In class today, we read the description of the town of Maycomb in Harper Lee’s To Kill a Mockingbird. As we imagine that beautiful Southern drawl, we hear how “ladies bathed before noon, after their three-o’clock naps, and by nightfall were like soft teacakes with frostings of sweat and sweet talcum.”
That one detail comparing ladies to teacakes sets a mood for this little town. It’s a comparison worth making.
The ladies like soft teacakes seem out of place. It’s a tiny detail, amid the “red slop” of rainy streets and “bony mules” that flick flies away. There’s even a dog suffering in the background. I don’t want to live in a town like this.
But then, the writer introduces the lovely and delicate and transforms sweat to frosting and talcum. Already, I know something marvelous will happen in the mind of this narrator.
She’s going to reconstruct a new reality for me.
As we work on our own personal memoir settings, we think deeply about tiny details that change how we understand our pasts. We are the characters, looking back over our lifetimes, and weaving threads of meaning into our experiences. Was there a detail that I couldn’t see until this moment that offers a new reality? Is there a truth I might apply that I only see now? Back then, I only felt the heat and slop. But now?

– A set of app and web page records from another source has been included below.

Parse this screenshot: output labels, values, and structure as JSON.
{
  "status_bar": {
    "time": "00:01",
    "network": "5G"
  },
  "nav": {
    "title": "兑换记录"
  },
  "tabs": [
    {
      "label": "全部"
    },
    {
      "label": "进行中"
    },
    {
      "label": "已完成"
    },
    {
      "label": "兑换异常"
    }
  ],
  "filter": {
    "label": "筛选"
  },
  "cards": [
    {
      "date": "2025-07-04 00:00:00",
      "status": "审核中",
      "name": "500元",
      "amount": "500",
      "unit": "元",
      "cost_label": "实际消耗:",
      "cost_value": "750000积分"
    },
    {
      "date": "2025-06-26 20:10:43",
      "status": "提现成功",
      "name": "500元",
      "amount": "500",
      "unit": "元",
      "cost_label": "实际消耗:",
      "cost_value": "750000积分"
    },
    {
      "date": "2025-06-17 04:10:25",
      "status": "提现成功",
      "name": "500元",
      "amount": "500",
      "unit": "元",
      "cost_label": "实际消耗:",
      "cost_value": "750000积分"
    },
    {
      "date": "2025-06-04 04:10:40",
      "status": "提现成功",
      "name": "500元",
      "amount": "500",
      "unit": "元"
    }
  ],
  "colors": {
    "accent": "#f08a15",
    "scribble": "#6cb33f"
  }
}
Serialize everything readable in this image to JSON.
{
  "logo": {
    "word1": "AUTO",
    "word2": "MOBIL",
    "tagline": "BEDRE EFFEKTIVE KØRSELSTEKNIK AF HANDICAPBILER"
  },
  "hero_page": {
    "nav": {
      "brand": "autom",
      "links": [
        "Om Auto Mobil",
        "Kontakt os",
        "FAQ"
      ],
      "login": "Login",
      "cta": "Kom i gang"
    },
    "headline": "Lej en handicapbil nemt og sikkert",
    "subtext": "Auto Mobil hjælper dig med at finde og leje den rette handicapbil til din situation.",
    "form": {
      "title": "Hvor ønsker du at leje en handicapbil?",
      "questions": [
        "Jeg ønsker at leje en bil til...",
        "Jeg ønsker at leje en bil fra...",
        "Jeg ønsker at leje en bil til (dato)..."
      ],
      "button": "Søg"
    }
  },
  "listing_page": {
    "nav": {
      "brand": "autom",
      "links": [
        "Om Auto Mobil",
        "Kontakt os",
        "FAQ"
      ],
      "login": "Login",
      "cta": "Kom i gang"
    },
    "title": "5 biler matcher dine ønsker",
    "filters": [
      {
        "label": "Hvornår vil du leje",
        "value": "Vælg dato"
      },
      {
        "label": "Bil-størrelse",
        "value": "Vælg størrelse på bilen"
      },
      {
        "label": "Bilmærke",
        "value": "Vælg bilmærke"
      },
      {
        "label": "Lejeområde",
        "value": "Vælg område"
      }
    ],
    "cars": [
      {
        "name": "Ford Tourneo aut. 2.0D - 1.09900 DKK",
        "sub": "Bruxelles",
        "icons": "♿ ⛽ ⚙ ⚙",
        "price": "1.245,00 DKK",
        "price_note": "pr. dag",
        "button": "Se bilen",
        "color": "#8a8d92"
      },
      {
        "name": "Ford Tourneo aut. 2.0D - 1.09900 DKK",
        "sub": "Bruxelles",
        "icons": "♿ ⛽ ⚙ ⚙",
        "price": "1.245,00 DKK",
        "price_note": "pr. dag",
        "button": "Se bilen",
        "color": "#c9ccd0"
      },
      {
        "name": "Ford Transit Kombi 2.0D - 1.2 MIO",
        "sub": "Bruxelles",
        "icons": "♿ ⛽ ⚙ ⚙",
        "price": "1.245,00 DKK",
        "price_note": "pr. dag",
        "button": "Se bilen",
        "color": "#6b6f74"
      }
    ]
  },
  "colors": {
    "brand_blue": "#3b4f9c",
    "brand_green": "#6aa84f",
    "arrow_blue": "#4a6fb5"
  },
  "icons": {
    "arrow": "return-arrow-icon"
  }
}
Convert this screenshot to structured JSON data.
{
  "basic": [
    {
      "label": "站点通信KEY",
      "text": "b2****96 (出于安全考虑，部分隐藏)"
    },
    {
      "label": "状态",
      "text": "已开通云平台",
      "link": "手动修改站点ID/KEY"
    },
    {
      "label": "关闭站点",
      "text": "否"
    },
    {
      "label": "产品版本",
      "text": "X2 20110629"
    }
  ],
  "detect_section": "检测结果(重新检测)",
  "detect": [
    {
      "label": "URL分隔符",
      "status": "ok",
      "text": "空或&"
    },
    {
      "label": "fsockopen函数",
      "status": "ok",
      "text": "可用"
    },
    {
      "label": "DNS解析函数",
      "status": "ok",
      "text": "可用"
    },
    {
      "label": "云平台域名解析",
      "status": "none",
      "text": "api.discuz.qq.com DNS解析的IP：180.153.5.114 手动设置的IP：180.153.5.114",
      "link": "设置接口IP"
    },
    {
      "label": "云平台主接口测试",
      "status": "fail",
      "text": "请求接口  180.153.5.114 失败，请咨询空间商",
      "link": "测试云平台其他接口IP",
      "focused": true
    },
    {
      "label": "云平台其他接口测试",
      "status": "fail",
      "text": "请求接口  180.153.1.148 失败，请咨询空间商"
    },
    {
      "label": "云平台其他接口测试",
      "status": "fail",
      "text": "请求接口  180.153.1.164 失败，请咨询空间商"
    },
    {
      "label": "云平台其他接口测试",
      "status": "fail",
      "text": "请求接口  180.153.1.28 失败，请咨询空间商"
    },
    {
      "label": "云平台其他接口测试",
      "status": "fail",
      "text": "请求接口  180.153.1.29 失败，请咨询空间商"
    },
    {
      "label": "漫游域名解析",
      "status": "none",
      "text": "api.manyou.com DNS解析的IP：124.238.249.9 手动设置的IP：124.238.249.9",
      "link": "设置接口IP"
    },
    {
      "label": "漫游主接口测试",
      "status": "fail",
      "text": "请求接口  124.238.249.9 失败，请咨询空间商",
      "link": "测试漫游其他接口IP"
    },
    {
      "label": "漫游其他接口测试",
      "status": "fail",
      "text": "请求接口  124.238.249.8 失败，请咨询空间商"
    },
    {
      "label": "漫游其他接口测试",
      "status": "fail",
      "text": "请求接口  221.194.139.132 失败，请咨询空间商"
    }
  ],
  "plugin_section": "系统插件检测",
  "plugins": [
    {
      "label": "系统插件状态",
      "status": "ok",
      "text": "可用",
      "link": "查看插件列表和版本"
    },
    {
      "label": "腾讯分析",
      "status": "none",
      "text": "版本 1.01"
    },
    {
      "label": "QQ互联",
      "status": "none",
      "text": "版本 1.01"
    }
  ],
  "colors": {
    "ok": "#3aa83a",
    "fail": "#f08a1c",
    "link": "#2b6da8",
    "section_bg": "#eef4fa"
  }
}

Can I notice something different–one detail–that might turn sweat to frosting?